= WORK REQUEST =
Would you count the lines in the material below that include the string "this"? Only the number is needed.

▶

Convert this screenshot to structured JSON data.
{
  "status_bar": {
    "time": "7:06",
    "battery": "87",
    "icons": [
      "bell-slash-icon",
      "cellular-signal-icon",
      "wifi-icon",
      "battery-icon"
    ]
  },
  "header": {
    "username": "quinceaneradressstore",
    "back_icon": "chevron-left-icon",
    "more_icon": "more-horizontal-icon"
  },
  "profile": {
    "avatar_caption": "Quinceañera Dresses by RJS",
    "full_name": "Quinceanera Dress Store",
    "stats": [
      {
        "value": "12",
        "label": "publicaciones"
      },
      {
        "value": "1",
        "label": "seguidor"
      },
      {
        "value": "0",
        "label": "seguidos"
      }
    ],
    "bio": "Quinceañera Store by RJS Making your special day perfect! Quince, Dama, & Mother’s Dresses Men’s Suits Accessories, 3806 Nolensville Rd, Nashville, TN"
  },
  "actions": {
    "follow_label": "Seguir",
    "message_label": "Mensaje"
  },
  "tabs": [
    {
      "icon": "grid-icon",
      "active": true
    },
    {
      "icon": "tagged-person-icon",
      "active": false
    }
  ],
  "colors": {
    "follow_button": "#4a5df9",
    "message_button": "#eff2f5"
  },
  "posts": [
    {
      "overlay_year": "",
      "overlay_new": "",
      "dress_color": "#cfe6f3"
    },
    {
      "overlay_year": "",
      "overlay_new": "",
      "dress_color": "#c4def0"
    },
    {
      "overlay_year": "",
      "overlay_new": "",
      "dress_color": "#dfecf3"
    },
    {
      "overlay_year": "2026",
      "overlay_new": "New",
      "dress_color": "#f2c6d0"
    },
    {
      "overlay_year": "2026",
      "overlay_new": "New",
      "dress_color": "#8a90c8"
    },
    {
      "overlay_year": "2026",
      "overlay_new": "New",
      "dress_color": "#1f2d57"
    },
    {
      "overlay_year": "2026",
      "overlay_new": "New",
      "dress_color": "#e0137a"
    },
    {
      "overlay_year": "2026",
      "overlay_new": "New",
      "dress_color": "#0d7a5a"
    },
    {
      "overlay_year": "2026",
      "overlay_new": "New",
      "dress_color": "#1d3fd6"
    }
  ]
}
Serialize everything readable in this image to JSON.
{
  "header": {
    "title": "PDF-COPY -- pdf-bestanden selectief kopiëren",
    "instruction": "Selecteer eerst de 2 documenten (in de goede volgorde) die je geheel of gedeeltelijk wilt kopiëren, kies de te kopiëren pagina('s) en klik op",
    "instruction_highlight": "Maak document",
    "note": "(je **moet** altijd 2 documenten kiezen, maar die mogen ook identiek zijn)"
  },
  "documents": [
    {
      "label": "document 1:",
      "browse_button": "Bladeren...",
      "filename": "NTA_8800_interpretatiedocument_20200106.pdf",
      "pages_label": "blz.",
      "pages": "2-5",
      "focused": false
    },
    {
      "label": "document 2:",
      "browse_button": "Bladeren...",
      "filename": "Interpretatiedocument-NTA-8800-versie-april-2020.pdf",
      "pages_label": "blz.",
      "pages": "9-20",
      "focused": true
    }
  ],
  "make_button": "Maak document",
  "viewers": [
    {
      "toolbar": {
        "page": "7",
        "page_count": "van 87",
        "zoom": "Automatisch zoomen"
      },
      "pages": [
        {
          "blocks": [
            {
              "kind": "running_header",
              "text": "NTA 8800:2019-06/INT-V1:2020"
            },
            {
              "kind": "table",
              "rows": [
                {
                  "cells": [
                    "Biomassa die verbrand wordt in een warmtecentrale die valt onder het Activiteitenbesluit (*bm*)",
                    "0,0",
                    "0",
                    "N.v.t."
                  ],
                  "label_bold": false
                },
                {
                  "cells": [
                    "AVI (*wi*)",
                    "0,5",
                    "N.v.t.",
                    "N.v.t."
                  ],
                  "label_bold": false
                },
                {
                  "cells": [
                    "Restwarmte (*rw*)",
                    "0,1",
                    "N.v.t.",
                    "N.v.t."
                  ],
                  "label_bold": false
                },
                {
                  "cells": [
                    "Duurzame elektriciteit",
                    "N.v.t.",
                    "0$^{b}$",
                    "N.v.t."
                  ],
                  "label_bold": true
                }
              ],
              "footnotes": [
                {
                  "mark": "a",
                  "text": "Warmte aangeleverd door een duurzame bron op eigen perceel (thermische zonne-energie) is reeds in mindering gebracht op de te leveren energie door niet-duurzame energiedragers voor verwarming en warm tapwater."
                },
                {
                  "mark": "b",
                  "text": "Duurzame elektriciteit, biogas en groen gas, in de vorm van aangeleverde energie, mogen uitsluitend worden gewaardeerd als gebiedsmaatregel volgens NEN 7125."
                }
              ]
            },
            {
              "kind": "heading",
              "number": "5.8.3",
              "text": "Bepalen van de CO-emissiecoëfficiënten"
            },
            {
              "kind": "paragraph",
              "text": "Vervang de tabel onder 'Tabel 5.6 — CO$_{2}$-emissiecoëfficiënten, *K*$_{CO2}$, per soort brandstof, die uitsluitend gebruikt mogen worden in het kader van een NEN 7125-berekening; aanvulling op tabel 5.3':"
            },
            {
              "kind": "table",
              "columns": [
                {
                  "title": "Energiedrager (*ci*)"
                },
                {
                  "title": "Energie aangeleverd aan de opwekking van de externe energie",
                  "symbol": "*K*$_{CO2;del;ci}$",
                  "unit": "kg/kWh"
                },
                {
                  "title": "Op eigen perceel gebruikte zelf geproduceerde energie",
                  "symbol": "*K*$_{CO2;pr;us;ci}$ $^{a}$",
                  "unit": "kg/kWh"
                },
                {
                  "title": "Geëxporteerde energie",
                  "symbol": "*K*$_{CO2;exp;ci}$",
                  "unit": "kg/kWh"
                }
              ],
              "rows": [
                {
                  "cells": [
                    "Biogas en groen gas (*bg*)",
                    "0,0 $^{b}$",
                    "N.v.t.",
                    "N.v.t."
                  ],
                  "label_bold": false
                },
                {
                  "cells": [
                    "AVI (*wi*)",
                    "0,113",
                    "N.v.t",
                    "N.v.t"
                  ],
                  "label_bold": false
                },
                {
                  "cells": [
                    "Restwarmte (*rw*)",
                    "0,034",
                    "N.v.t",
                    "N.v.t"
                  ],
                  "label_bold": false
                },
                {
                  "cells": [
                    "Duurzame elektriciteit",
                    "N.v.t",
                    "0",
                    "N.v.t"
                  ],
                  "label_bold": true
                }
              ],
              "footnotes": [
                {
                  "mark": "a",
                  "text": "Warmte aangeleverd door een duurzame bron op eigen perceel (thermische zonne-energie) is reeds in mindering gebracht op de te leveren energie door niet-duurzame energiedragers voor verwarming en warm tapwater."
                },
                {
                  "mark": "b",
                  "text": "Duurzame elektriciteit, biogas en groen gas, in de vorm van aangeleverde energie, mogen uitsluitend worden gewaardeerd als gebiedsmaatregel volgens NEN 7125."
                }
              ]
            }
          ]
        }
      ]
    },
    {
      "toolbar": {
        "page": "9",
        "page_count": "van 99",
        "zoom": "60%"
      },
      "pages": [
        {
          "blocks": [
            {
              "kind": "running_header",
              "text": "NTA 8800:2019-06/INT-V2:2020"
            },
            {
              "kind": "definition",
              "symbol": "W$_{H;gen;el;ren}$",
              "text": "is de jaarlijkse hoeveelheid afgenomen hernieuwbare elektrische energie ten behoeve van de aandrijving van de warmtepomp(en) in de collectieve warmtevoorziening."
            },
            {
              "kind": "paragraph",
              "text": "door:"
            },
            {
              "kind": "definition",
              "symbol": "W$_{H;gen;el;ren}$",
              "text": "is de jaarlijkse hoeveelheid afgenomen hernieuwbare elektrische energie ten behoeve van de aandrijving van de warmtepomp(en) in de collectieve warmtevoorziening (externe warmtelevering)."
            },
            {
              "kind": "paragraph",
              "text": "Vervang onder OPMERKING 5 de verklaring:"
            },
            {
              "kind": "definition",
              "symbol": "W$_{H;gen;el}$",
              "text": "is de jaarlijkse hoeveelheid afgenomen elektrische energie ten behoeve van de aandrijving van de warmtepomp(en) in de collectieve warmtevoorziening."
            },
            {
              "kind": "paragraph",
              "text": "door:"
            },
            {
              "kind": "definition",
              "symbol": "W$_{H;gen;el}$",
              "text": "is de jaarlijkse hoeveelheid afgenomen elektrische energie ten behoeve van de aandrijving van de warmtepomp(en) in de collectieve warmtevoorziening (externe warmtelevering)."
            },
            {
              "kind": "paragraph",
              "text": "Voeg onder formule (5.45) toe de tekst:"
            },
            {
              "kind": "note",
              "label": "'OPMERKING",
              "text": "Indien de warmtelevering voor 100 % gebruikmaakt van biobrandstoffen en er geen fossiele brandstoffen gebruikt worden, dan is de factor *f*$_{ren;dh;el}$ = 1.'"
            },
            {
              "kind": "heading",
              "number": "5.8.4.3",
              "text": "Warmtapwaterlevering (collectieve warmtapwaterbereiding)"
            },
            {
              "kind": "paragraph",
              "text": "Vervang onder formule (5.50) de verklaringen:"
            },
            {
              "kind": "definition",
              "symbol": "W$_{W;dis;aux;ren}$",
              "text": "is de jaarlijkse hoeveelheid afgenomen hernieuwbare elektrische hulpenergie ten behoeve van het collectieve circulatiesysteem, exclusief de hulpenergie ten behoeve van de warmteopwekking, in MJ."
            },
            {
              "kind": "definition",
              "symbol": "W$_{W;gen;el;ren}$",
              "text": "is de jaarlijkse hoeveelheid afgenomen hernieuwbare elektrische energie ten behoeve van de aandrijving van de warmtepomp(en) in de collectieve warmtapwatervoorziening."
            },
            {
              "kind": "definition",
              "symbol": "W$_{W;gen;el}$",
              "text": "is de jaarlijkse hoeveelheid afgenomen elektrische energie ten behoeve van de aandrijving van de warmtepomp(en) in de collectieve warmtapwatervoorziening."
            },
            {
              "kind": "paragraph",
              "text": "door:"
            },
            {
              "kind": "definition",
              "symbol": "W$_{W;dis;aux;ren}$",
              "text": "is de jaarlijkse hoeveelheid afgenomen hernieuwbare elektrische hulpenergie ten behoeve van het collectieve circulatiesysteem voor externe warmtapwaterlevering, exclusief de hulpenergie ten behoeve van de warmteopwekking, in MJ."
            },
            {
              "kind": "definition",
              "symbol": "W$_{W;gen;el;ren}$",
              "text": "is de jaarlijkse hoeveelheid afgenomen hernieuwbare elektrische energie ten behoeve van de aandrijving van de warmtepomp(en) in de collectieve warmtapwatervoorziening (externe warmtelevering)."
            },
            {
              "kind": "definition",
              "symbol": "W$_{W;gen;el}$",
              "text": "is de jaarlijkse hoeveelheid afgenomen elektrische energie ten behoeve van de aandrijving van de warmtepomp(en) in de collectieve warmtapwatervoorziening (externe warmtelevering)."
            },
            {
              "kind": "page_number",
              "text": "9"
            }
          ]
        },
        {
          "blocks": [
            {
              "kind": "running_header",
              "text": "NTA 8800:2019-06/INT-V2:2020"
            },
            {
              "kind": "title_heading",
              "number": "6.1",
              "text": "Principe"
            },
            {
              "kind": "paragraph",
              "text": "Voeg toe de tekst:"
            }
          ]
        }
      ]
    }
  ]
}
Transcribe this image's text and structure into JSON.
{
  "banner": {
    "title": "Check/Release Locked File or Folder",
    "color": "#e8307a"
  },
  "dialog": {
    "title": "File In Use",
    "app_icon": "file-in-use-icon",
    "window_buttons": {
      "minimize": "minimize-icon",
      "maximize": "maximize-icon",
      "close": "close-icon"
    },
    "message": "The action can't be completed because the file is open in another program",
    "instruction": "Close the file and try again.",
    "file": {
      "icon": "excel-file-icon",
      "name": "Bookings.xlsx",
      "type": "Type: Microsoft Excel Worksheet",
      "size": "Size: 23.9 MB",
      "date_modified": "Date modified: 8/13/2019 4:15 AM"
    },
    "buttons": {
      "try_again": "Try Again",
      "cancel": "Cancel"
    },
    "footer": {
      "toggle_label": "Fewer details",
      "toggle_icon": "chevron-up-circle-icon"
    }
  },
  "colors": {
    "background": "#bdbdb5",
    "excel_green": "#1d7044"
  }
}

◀

= YOUR SOLUTION =
3